4
credible speed. We peer ahead with trepidation and dismay, with
resolution and with hope, but not always with certainty. A
people, such as are the Jews, steeped and steeled in human vi-
cissitudes, have through centuries been saying:
“That which has been is that which shall be,
And that which has been done is that which shall be
done;
And there is nothing new under the sun” (Kohelet 1.9)
Our historical sense is always with us, however, it becomes active
only in times of unaccustomed crisis.
That consciousness is fully awakened now, and, for that reason,
it seems, many of us who turn to the year’s output of historical
and related writings will find our historical imagination still
further stirred.
ACCOUNTS OF DISPLACED PERSONS
Whatever the fate of those who have oppressed and persecuted
the Jews, it is inevitable that their role should endure in the
annals of the Jewish people for a long time to come.
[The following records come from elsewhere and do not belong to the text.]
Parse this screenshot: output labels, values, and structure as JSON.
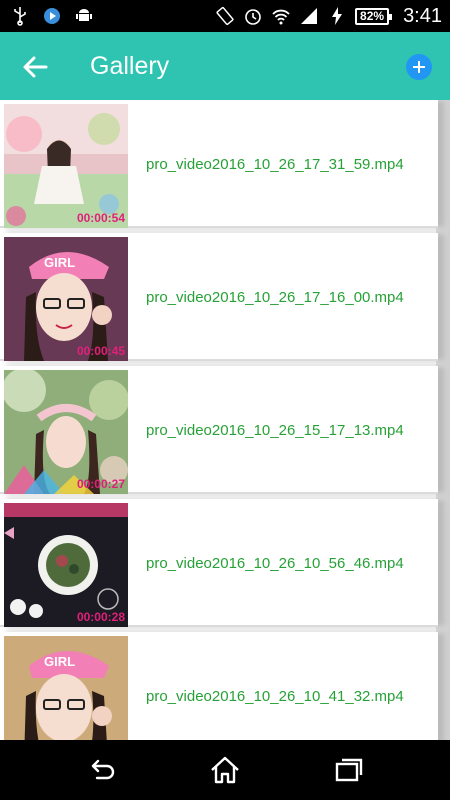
{
  "status_bar": {
    "battery": "82%",
    "time": "3:41",
    "icons": [
      "usb-icon",
      "media-play-icon",
      "android-icon",
      "rotate-icon",
      "alarm-icon",
      "wifi-icon",
      "signal-icon",
      "charging-icon"
    ]
  },
  "app_bar": {
    "title": "Gallery",
    "back_icon": "arrow-back-icon",
    "add_icon": "add-icon",
    "color": "#2ec4b1"
  },
  "gallery": {
    "items": [
      {
        "filename": "pro_video2016_10_26_17_31_59.mp4",
        "duration": "00:00:54",
        "thumb": "girl-seated-garden"
      },
      {
        "filename": "pro_video2016_10_26_17_16_00.mp4",
        "duration": "00:00:45",
        "thumb": "girl-pink-cap"
      },
      {
        "filename": "pro_video2016_10_26_15_17_13.mp4",
        "duration": "00:00:27",
        "thumb": "girl-flower-crown"
      },
      {
        "filename": "pro_video2016_10_26_10_56_46.mp4",
        "duration": "00:00:28",
        "thumb": "food-bowl"
      },
      {
        "filename": "pro_video2016_10_26_10_41_32.mp4",
        "duration": "",
        "thumb": "girl-pink-cap"
      }
    ],
    "filename_color": "#27a137"
  },
  "nav_bar": {
    "icons": [
      "back-nav-icon",
      "home-icon",
      "recent-apps-icon"
    ]
  }
}
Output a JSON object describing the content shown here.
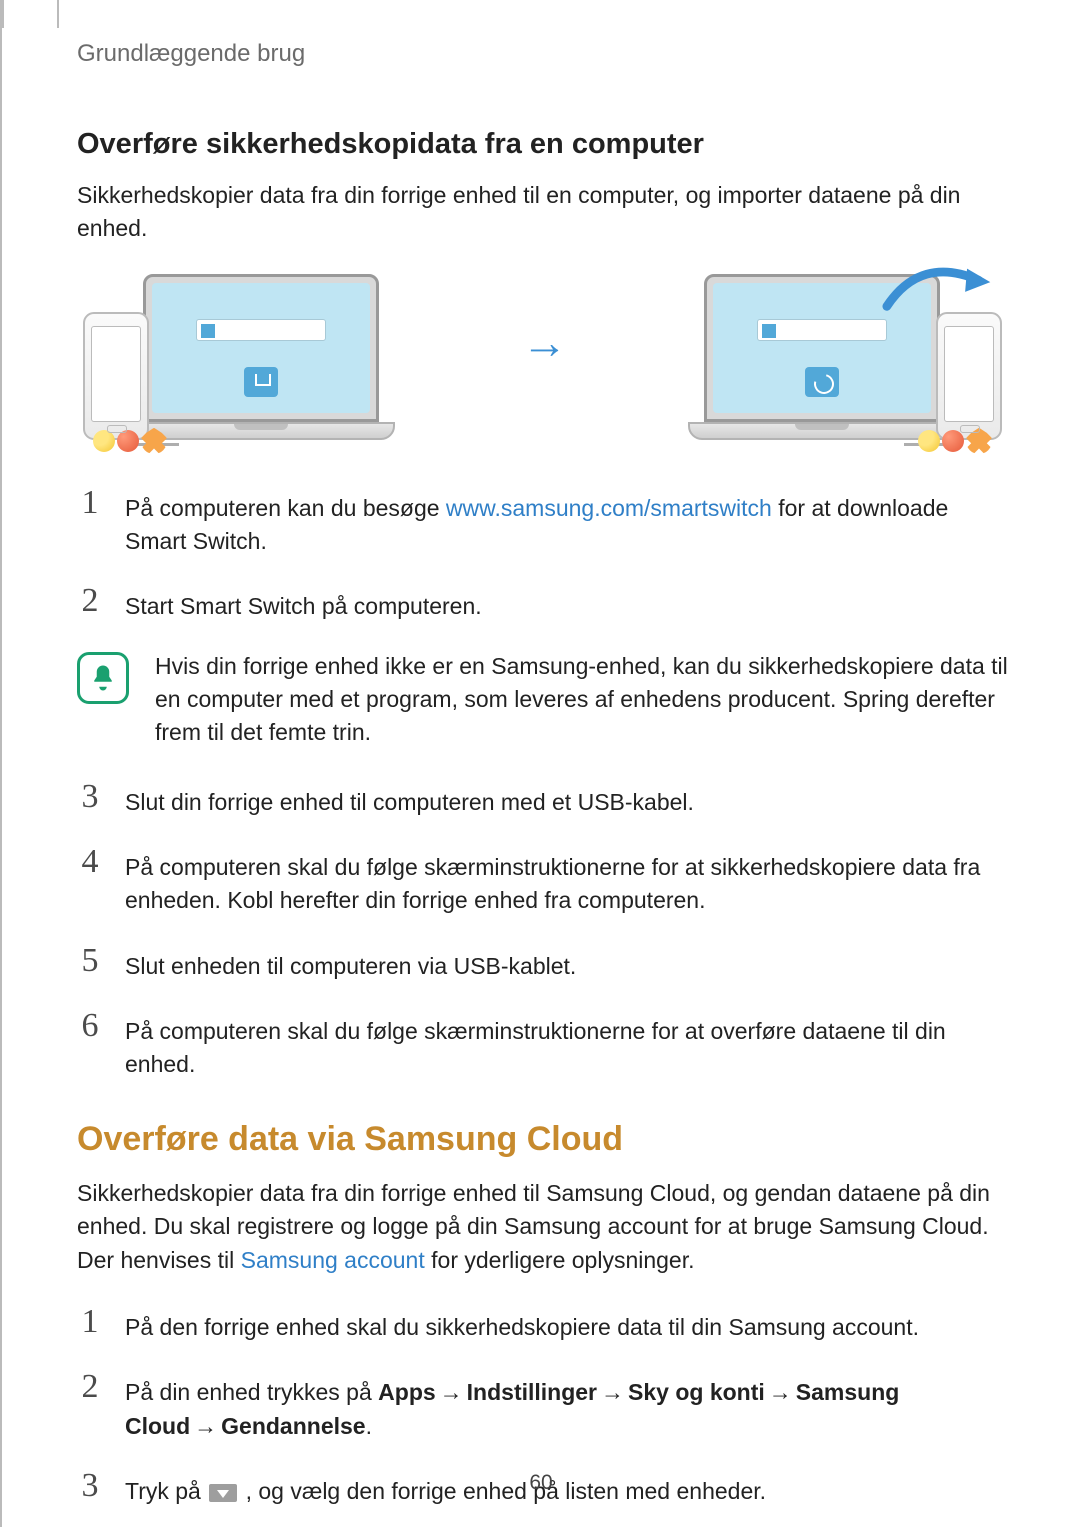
{
  "breadcrumb": "Grundlæggende brug",
  "section1": {
    "heading": "Overføre sikkerhedskopidata fra en computer",
    "intro": "Sikkerhedskopier data fra din forrige enhed til en computer, og importer dataene på din enhed."
  },
  "steps1": {
    "s1_pre": "På computeren kan du besøge ",
    "s1_link": "www.samsung.com/smartswitch",
    "s1_post": " for at downloade Smart Switch.",
    "s2": "Start Smart Switch på computeren.",
    "note": "Hvis din forrige enhed ikke er en Samsung-enhed, kan du sikkerhedskopiere data til en computer med et program, som leveres af enhedens producent. Spring derefter frem til det femte trin.",
    "s3": "Slut din forrige enhed til computeren med et USB-kabel.",
    "s4": "På computeren skal du følge skærminstruktionerne for at sikkerhedskopiere data fra enheden. Kobl herefter din forrige enhed fra computeren.",
    "s5": "Slut enheden til computeren via USB-kablet.",
    "s6": "På computeren skal du følge skærminstruktionerne for at overføre dataene til din enhed."
  },
  "section2": {
    "heading": "Overføre data via Samsung Cloud",
    "intro_pre": "Sikkerhedskopier data fra din forrige enhed til Samsung Cloud, og gendan dataene på din enhed. Du skal registrere og logge på din Samsung account for at bruge Samsung Cloud. Der henvises til ",
    "intro_link": "Samsung account",
    "intro_post": " for yderligere oplysninger."
  },
  "steps2": {
    "s1": "På den forrige enhed skal du sikkerhedskopiere data til din Samsung account.",
    "s2_pre": "På din enhed trykkes på ",
    "s2_path": [
      "Apps",
      "Indstillinger",
      "Sky og konti",
      "Samsung Cloud",
      "Gendannelse"
    ],
    "s3_pre": "Tryk på ",
    "s3_post": " , og vælg den forrige enhed på listen med enheder."
  },
  "nums": {
    "n1": "1",
    "n2": "2",
    "n3": "3",
    "n4": "4",
    "n5": "5",
    "n6": "6"
  },
  "arrow": "→",
  "page_number": "60"
}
Though,
like Amalek, their remembrance may utterly be blotted out
from under heaven, what they have done to the Jews in recent
years must not be forgotten. “Write this for a memorial in the
book” (Exodus 17.14) is an injunction which many an eye wit-
ness to Nazi atrocities, able to do so, has followed and has in-
dieted the perpetrators for all time. Fridtjof Nansen, it will
be recalled, was the great Norwegian Arctic explorer and scien-
tist who, in the twilight years between wars, devoted himself
to the refugees of the world - what this callous age calls “displaced
persons” or just “D.P.” s - and won the 1922 Nobel Peace Prize.
His son, Odd Nansen, wrote a diary
From day to day
(N. Y.,
Putnam, 1949) in which he gives terse expression to the meaning
for our day of this injunction, when he says: “The worst crime
you can commit today, against yourself and society, is to for-
get what happened and sink back into indifference. What happen-
ed was worse than you have any idea of. And it was the indif-
ference of mankind that let it take place.” An inmate of prison
camps, first at Grini, near Oslo, then at Sachsenhausen and
at Neuengamme and other horror spots in the grim days of
Germany’s collapse, Nansen came to know many Jews, espe-
cially those who had miraculously survived the hell of the Au-
schwitz extermination camp and what they told of their ex-
periences made Dante’s conception of hell seem quite gentle.
He remarks: “I t will be hard for posterity, indeed for any other